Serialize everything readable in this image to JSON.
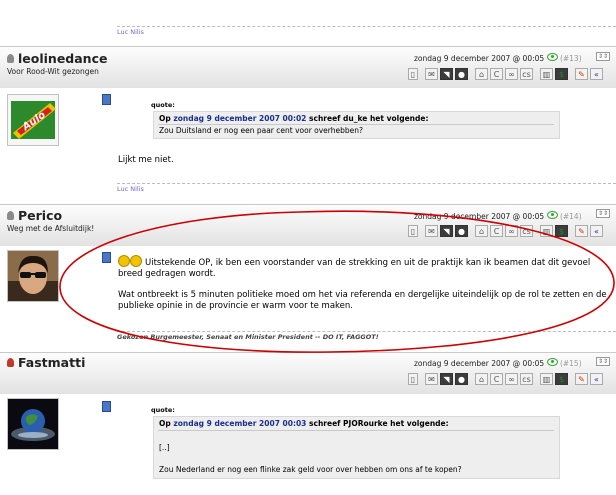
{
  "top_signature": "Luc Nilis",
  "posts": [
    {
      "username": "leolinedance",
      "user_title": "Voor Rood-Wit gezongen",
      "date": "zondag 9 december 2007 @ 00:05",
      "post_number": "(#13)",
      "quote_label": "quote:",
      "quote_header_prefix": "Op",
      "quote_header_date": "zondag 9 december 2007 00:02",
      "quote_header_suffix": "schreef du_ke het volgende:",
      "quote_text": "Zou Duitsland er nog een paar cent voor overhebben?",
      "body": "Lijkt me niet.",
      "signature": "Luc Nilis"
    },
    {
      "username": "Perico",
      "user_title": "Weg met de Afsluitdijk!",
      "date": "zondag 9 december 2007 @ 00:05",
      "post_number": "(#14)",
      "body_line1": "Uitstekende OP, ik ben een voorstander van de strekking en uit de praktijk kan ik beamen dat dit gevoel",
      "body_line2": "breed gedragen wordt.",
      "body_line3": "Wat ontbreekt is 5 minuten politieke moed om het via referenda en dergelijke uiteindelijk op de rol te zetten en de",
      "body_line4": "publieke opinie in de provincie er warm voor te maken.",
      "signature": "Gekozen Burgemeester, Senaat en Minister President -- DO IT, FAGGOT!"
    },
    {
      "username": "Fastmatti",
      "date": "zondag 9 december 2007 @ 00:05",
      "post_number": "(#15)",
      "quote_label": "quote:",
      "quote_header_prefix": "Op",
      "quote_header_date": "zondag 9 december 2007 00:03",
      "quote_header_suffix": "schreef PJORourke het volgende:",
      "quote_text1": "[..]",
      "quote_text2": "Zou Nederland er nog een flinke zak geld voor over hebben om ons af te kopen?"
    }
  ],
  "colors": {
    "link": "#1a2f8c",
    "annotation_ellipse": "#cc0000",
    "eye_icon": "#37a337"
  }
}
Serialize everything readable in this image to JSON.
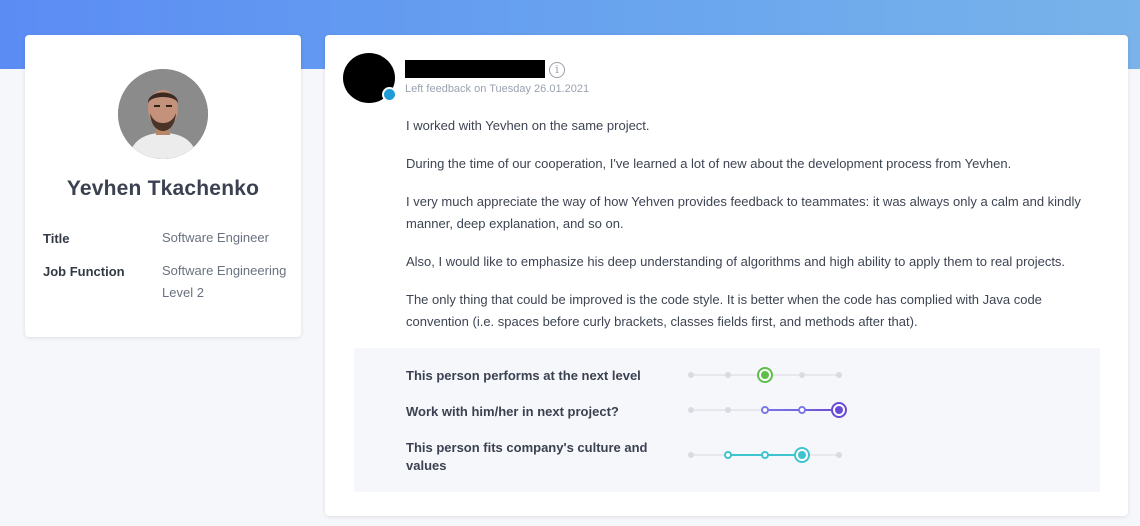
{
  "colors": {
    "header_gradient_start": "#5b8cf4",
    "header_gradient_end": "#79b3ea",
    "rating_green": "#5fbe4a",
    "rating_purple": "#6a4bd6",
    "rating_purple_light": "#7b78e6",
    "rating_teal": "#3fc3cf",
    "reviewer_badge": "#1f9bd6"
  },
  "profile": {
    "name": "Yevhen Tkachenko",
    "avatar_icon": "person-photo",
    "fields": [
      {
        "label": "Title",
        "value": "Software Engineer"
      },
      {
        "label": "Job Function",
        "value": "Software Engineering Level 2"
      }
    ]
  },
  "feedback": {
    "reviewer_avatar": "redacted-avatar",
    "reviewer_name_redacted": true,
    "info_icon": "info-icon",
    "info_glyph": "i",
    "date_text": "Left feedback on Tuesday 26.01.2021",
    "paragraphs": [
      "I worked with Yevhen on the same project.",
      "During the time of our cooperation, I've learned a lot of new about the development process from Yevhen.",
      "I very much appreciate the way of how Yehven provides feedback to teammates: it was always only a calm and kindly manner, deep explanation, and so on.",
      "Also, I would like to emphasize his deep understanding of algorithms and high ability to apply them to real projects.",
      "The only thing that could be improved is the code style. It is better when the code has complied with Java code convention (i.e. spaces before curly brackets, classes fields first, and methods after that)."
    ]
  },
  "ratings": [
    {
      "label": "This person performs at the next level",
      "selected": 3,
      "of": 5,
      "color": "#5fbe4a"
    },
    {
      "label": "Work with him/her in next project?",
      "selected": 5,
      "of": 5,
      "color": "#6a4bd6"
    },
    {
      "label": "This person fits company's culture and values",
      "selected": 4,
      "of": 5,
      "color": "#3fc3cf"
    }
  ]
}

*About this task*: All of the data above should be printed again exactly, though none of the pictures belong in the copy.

*Exercise answer*:
Serialize everything readable in this image to JSON.
{
  "top_signature": "Luc Nilis",
  "posts": [
    {
      "username": "leolinedance",
      "user_title": "Voor Rood-Wit gezongen",
      "date": "zondag 9 december 2007 @ 00:05",
      "post_number": "(#13)",
      "quote_label": "quote:",
      "quote_header_prefix": "Op",
      "quote_header_date": "zondag 9 december 2007 00:02",
      "quote_header_suffix": "schreef du_ke het volgende:",
      "quote_text": "Zou Duitsland er nog een paar cent voor overhebben?",
      "body": "Lijkt me niet.",
      "signature": "Luc Nilis"
    },
    {
      "username": "Perico",
      "user_title": "Weg met de Afsluitdijk!",
      "date": "zondag 9 december 2007 @ 00:05",
      "post_number": "(#14)",
      "body_line1": "Uitstekende OP, ik ben een voorstander van de strekking en uit de praktijk kan ik beamen dat dit gevoel",
      "body_line2": "breed gedragen wordt.",
      "body_line3": "Wat ontbreekt is 5 minuten politieke moed om het via referenda en dergelijke uiteindelijk op de rol te zetten en de",
      "body_line4": "publieke opinie in de provincie er warm voor te maken.",
      "signature": "Gekozen Burgemeester, Senaat en Minister President -- DO IT, FAGGOT!"
    },
    {
      "username": "Fastmatti",
      "date": "zondag 9 december 2007 @ 00:05",
      "post_number": "(#15)",
      "quote_label": "quote:",
      "quote_header_prefix": "Op",
      "quote_header_date": "zondag 9 december 2007 00:03",
      "quote_header_suffix": "schreef PJORourke het volgende:",
      "quote_text1": "[..]",
      "quote_text2": "Zou Nederland er nog een flinke zak geld voor over hebben om ons af te kopen?"
    }
  ],
  "colors": {
    "link": "#1a2f8c",
    "annotation_ellipse": "#cc0000",
    "eye_icon": "#37a337"
  }
}
Serialize everything readable in this image to JSON.
{
  "colors": {
    "header_gradient_start": "#5b8cf4",
    "header_gradient_end": "#79b3ea",
    "rating_green": "#5fbe4a",
    "rating_purple": "#6a4bd6",
    "rating_purple_light": "#7b78e6",
    "rating_teal": "#3fc3cf",
    "reviewer_badge": "#1f9bd6"
  },
  "profile": {
    "name": "Yevhen Tkachenko",
    "avatar_icon": "person-photo",
    "fields": [
      {
        "label": "Title",
        "value": "Software Engineer"
      },
      {
        "label": "Job Function",
        "value": "Software Engineering Level 2"
      }
    ]
  },
  "feedback": {
    "reviewer_avatar": "redacted-avatar",
    "reviewer_name_redacted": true,
    "info_icon": "info-icon",
    "info_glyph": "i",
    "date_text": "Left feedback on Tuesday 26.01.2021",
    "paragraphs": [
      "I worked with Yevhen on the same project.",
      "During the time of our cooperation, I've learned a lot of new about the development process from Yevhen.",
      "I very much appreciate the way of how Yehven provides feedback to teammates: it was always only a calm and kindly manner, deep explanation, and so on.",
      "Also, I would like to emphasize his deep understanding of algorithms and high ability to apply them to real projects.",
      "The only thing that could be improved is the code style. It is better when the code has complied with Java code convention (i.e. spaces before curly brackets, classes fields first, and methods after that)."
    ]
  },
  "ratings": [
    {
      "label": "This person performs at the next level",
      "selected": 3,
      "of": 5,
      "color": "#5fbe4a"
    },
    {
      "label": "Work with him/her in next project?",
      "selected": 5,
      "of": 5,
      "color": "#6a4bd6"
    },
    {
      "label": "This person fits company's culture and values",
      "selected": 4,
      "of": 5,
      "color": "#3fc3cf"
    }
  ]
}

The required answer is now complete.